Romney’s debate goal: To prove he could be Commander in Chief

Holly Bailey
October 23, 2012

BOCA RATON, Fla.—To hear the Romney campaign tell it, Mitt Romney entered Monday's final presidential debate knowing he probably wouldn't score many points against President Barack Obama on foreign policy.

Instead, aides said the Republican presidential nominee's main goal was to simply communicate a "steadiness" on the issues and prove to voters he is capable of being commander in chief. And as they flooded the spin room minutes before the debate officially concluded, the Romney aides argued their boss did just that.

"One person seemed very presidential, knowledgeable, and the other seemed to be confusing political points and what really matters on big issues," Stuart Stevens, Romney's top strategist, said.

Romney's goal was to "talk to people about what he would do as president in a straightforward clear way, and from the very beginning he did," Stevens said. "He addressed the people, and I think you could imagine Gov. Romney as President Romney tonight."

Stevens and other Romney aides argued again and again that voters saw in the Republican nominee someone they could "trust," who was "knowledgeable," and had "good judgment."

"He didn't claim to have the answers for every problem in the world, but acknowledged their problems and their gravity," Stevens said.

Still, the Romney campaign acknowledged the debate likely didn't change much in terms of how voters viewed the candidates or the main arguments heading into the final two weeks of the campaign.
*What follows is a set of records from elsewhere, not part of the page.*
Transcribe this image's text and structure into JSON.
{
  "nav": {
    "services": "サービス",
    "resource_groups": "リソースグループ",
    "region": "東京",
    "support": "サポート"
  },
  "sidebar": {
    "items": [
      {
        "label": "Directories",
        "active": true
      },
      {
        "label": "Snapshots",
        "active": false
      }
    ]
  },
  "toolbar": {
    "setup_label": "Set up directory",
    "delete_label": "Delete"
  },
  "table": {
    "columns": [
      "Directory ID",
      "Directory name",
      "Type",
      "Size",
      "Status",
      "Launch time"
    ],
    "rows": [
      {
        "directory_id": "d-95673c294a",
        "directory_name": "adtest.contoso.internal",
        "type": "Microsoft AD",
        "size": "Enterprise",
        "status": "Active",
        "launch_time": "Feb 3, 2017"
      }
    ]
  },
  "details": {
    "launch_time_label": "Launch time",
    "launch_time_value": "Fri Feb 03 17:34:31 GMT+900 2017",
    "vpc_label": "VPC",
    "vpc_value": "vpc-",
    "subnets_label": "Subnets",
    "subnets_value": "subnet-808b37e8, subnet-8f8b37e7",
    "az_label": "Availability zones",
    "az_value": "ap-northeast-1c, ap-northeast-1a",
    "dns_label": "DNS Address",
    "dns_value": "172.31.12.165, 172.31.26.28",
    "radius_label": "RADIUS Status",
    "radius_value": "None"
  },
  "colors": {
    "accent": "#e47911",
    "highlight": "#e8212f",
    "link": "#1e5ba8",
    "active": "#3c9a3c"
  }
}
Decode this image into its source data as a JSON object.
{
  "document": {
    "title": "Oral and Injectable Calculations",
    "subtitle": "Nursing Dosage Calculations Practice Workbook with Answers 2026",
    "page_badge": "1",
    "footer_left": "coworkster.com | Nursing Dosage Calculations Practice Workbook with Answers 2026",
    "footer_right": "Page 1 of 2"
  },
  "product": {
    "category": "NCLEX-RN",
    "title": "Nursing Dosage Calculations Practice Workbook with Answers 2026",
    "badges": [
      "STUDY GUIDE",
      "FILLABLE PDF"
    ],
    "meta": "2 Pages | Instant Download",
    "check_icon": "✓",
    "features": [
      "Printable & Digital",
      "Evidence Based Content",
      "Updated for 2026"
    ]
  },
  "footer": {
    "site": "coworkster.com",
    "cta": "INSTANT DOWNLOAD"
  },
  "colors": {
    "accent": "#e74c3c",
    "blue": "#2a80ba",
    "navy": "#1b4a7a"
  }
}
As Romney heads to Nevada and Colorado Tuesday as part of a swing through the battleground states this week, he is expected to stick with his theme of criticizing Obama for not offering a "vision" for what he would do with a second term in office.
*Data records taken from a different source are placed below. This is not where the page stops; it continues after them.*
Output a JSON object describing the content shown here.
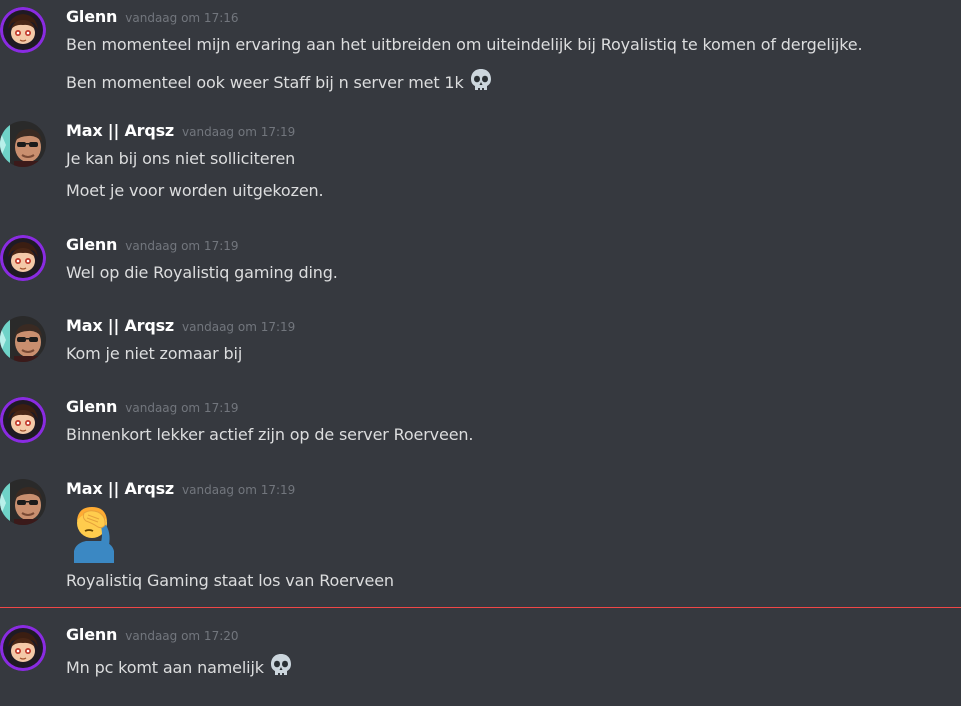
{
  "timestamp_prefix": "vandaag om",
  "messages": [
    {
      "author": "Glenn",
      "time": "vandaag om 17:16",
      "lines": [
        "Ben momenteel mijn ervaring aan het uitbreiden om uiteindelijk bij Royalistiq te komen of dergelijke.",
        "Ben momenteel ook weer Staff bij n server met 1k"
      ],
      "line_emoji": "skull-icon"
    },
    {
      "author": "Max || Arqsz",
      "time": "vandaag om 17:19",
      "lines": [
        "Je kan bij ons niet solliciteren",
        "Moet je voor worden uitgekozen."
      ]
    },
    {
      "author": "Glenn",
      "time": "vandaag om 17:19",
      "lines": [
        "Wel op die Royalistiq gaming ding."
      ]
    },
    {
      "author": "Max || Arqsz",
      "time": "vandaag om 17:19",
      "lines": [
        "Kom je niet zomaar bij"
      ]
    },
    {
      "author": "Glenn",
      "time": "vandaag om 17:19",
      "lines": [
        "Binnenkort lekker actief zijn op de server Roerveen."
      ]
    },
    {
      "author": "Max || Arqsz",
      "time": "vandaag om 17:19",
      "big_emoji": "facepalm-icon",
      "lines": [
        "Royalistiq Gaming  staat los van Roerveen"
      ]
    },
    {
      "author": "Glenn",
      "time": "vandaag om 17:20",
      "lines": [
        "Mn pc komt aan namelijk"
      ],
      "line_emoji": "skull-icon"
    }
  ],
  "colors": {
    "background": "#36393f",
    "author": "#ffffff",
    "text": "#dcddde",
    "timestamp": "#72767d",
    "new_messages_divider": "#f04747",
    "glenn_avatar_ring": "#8a2be2"
  }
}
"Attacking me is not talking about an agenda," Romney argued Monday night—a line that he is likely to use again in the final two weeks of the campaign.